> _Your goal_
Only the records, exactly as written, belong in the answer; pictures do not.

[Start of Attachment]

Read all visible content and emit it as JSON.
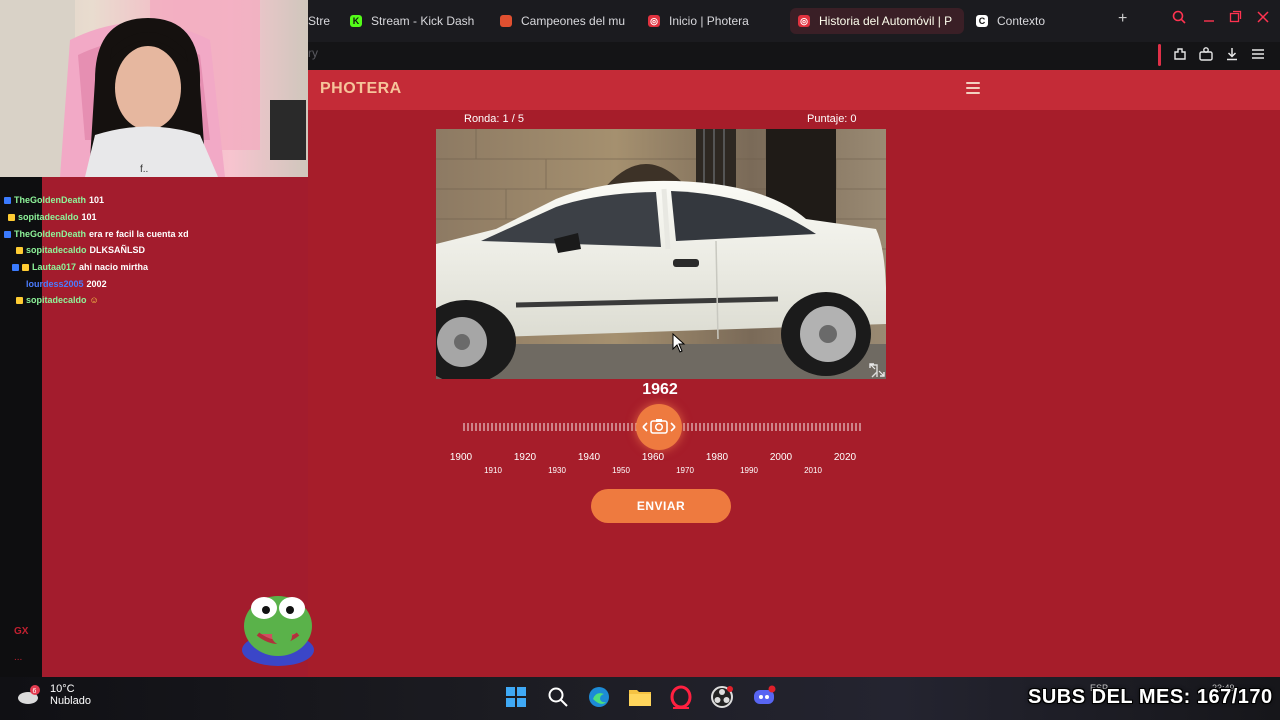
{
  "browser": {
    "tabs": [
      {
        "label": "Stre",
        "icon": "browser-tab-icon"
      },
      {
        "label": "Stream - Kick Dash",
        "icon": "kick-icon",
        "color": "#53fc18"
      },
      {
        "label": "Campeones del mu",
        "icon": "trophy-icon"
      },
      {
        "label": "Inicio | Photera",
        "icon": "photera-icon",
        "color": "#e0323f"
      },
      {
        "label": "Historia del Automóvil | P",
        "icon": "photera-icon",
        "color": "#e0323f",
        "active": true
      },
      {
        "label": "Contexto",
        "icon": "contexto-icon"
      }
    ],
    "new_tab": "+",
    "address_fragment": "ry"
  },
  "chat": {
    "messages": [
      {
        "user": "TheGoldenDeath",
        "text": "101"
      },
      {
        "user": "sopitadecaldo",
        "text": "101"
      },
      {
        "user": "TheGoldenDeath",
        "text": "era re facil la cuenta xd"
      },
      {
        "user": "sopitadecaldo",
        "text": "DLKSAÑLSD"
      },
      {
        "user": "Lautaa017",
        "text": "ahi nacio mirtha"
      },
      {
        "user": "lourdess2005",
        "text": "2002"
      },
      {
        "user": "sopitadecaldo",
        "text": ""
      }
    ],
    "gx_label": "GX",
    "more": "..."
  },
  "site": {
    "logo": "PHOTERA",
    "round_label": "Ronda: 1 / 5",
    "score_label": "Puntaje: 0",
    "selected_year": "1962",
    "slider": {
      "min": 1900,
      "max": 2025,
      "value": 1962
    },
    "ticks_major": [
      "1900",
      "1920",
      "1940",
      "1960",
      "1980",
      "2000",
      "2020"
    ],
    "ticks_minor": [
      "1910",
      "1930",
      "1950",
      "1970",
      "1990",
      "2010"
    ],
    "submit_label": "ENVIAR",
    "accent": "#ee7a3f",
    "background": "#a61d2a"
  },
  "taskbar": {
    "weather_temp": "10°C",
    "weather_cond": "Nublado",
    "weather_badge": "6",
    "lang": "ESP",
    "time": "23:49",
    "subs_banner": "SUBS DEL MES: 167/170"
  }
}
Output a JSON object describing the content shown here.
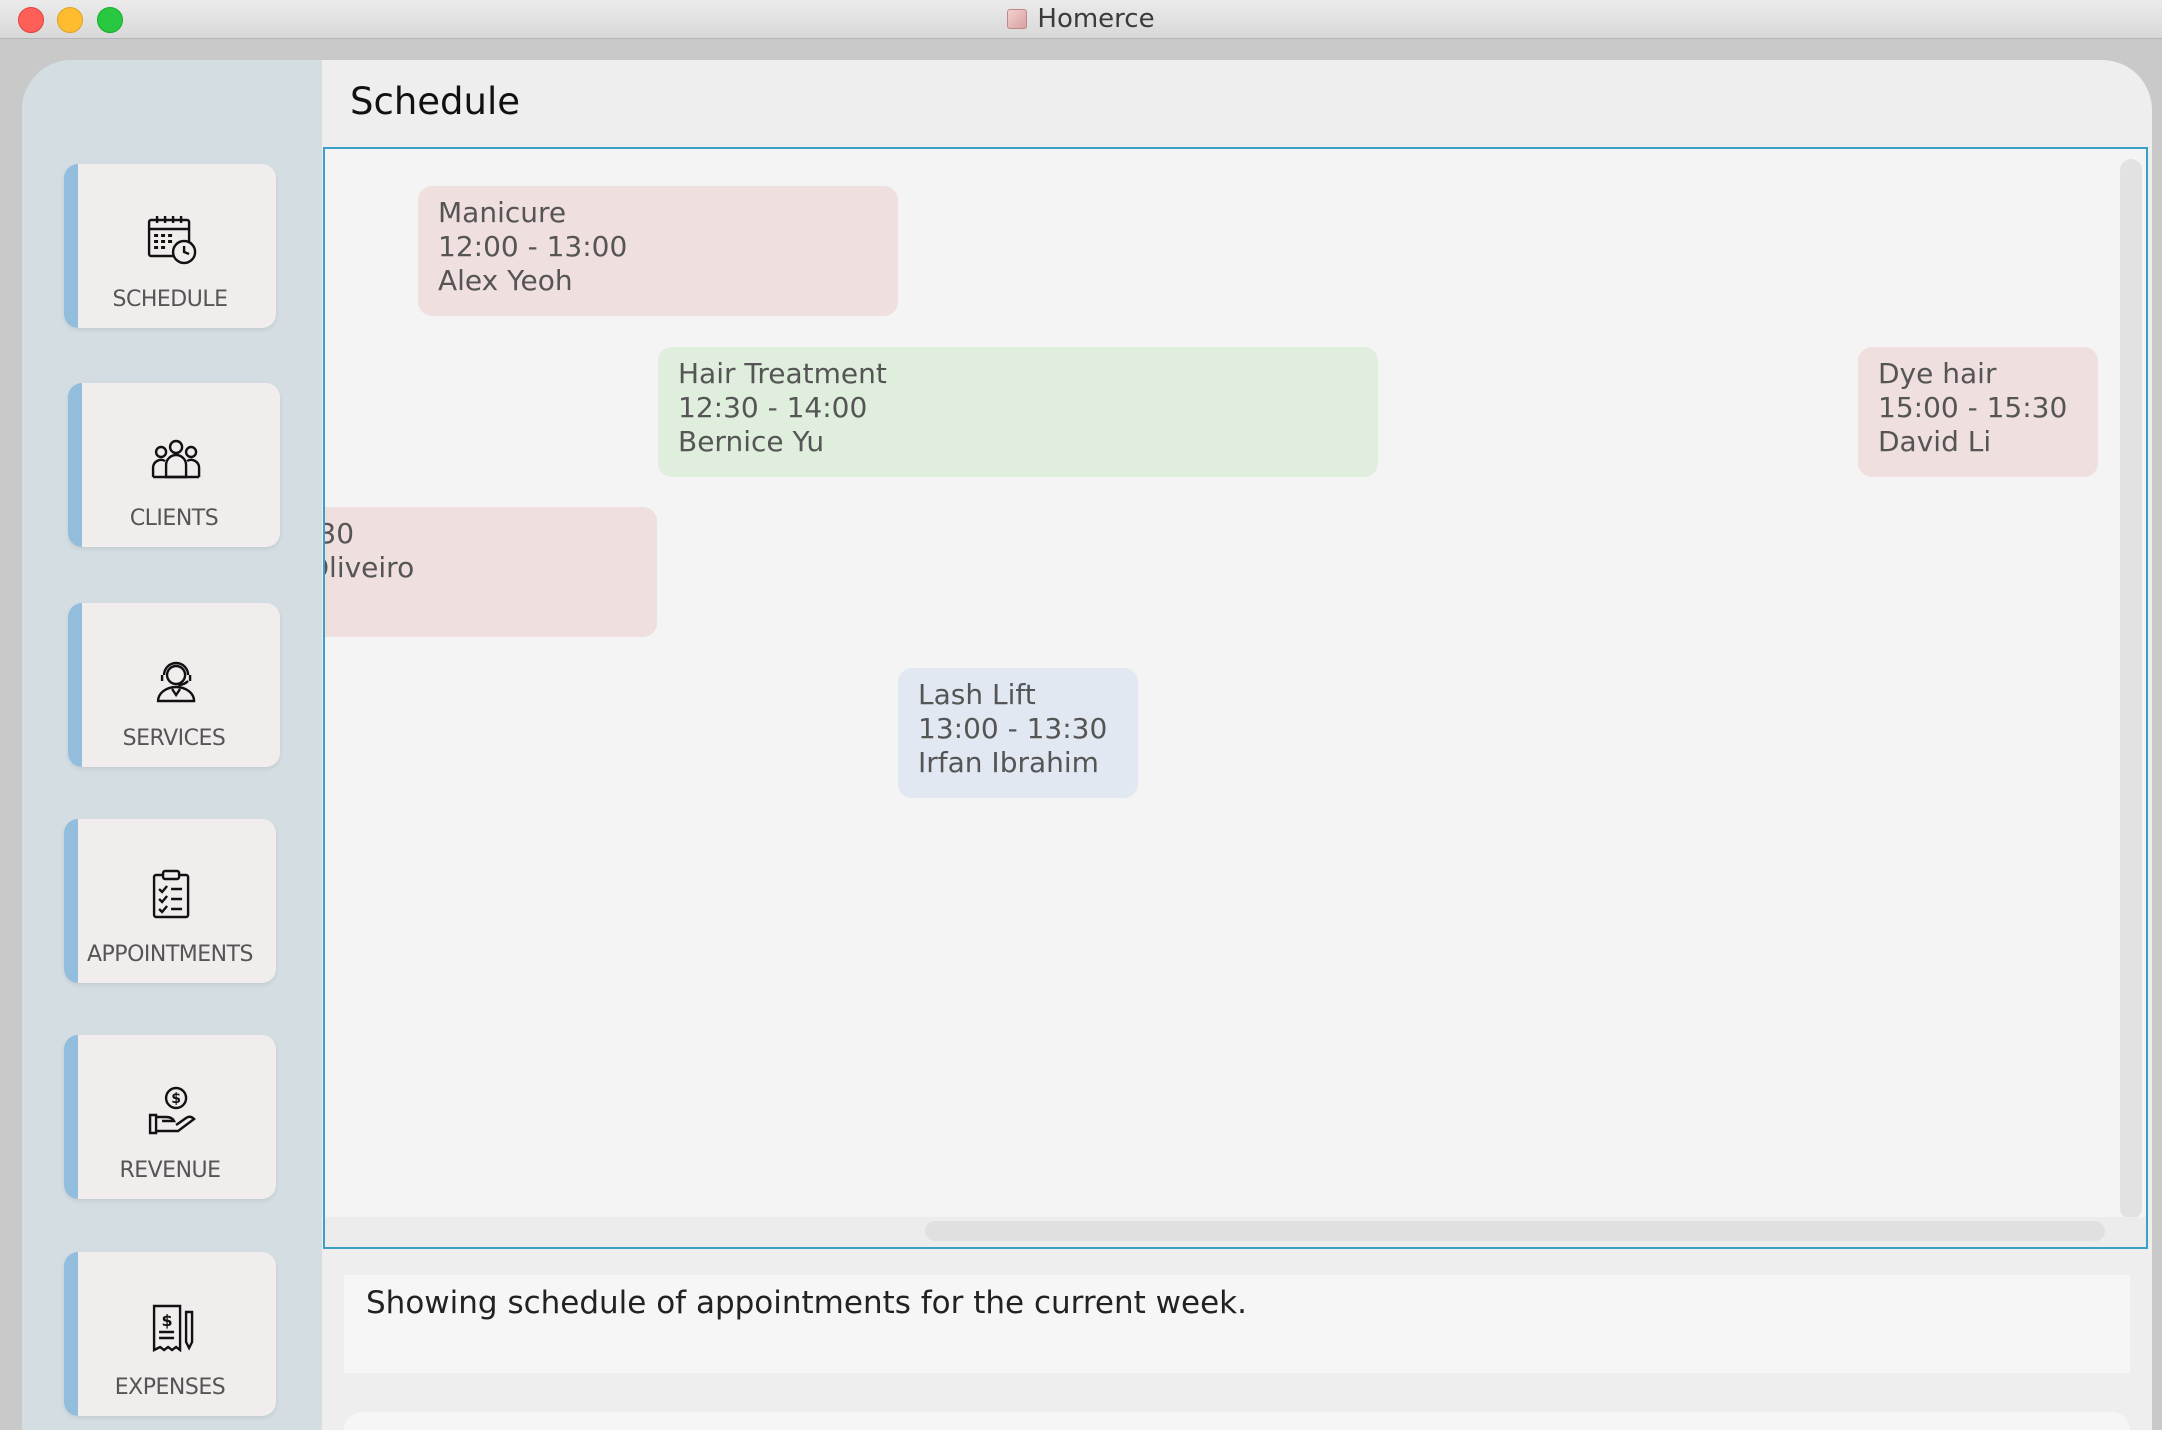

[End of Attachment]

> _Answer space_
Read all visible content and emit it as JSON.
{
  "browser": {
    "tabs": [
      {
        "label": "Stre",
        "icon": "browser-tab-icon"
      },
      {
        "label": "Stream - Kick Dash",
        "icon": "kick-icon",
        "color": "#53fc18"
      },
      {
        "label": "Campeones del mu",
        "icon": "trophy-icon"
      },
      {
        "label": "Inicio | Photera",
        "icon": "photera-icon",
        "color": "#e0323f"
      },
      {
        "label": "Historia del Automóvil | P",
        "icon": "photera-icon",
        "color": "#e0323f",
        "active": true
      },
      {
        "label": "Contexto",
        "icon": "contexto-icon"
      }
    ],
    "new_tab": "+",
    "address_fragment": "ry"
  },
  "chat": {
    "messages": [
      {
        "user": "TheGoldenDeath",
        "text": "101"
      },
      {
        "user": "sopitadecaldo",
        "text": "101"
      },
      {
        "user": "TheGoldenDeath",
        "text": "era re facil la cuenta xd"
      },
      {
        "user": "sopitadecaldo",
        "text": "DLKSAÑLSD"
      },
      {
        "user": "Lautaa017",
        "text": "ahi nacio mirtha"
      },
      {
        "user": "lourdess2005",
        "text": "2002"
      },
      {
        "user": "sopitadecaldo",
        "text": ""
      }
    ],
    "gx_label": "GX",
    "more": "..."
  },
  "site": {
    "logo": "PHOTERA",
    "round_label": "Ronda: 1 / 5",
    "score_label": "Puntaje: 0",
    "selected_year": "1962",
    "slider": {
      "min": 1900,
      "max": 2025,
      "value": 1962
    },
    "ticks_major": [
      "1900",
      "1920",
      "1940",
      "1960",
      "1980",
      "2000",
      "2020"
    ],
    "ticks_minor": [
      "1910",
      "1930",
      "1950",
      "1970",
      "1990",
      "2010"
    ],
    "submit_label": "ENVIAR",
    "accent": "#ee7a3f",
    "background": "#a61d2a"
  },
  "taskbar": {
    "weather_temp": "10°C",
    "weather_cond": "Nublado",
    "weather_badge": "6",
    "lang": "ESP",
    "time": "23:49",
    "subs_banner": "SUBS DEL MES: 167/170"
  }
}
Output a JSON object describing the content shown here.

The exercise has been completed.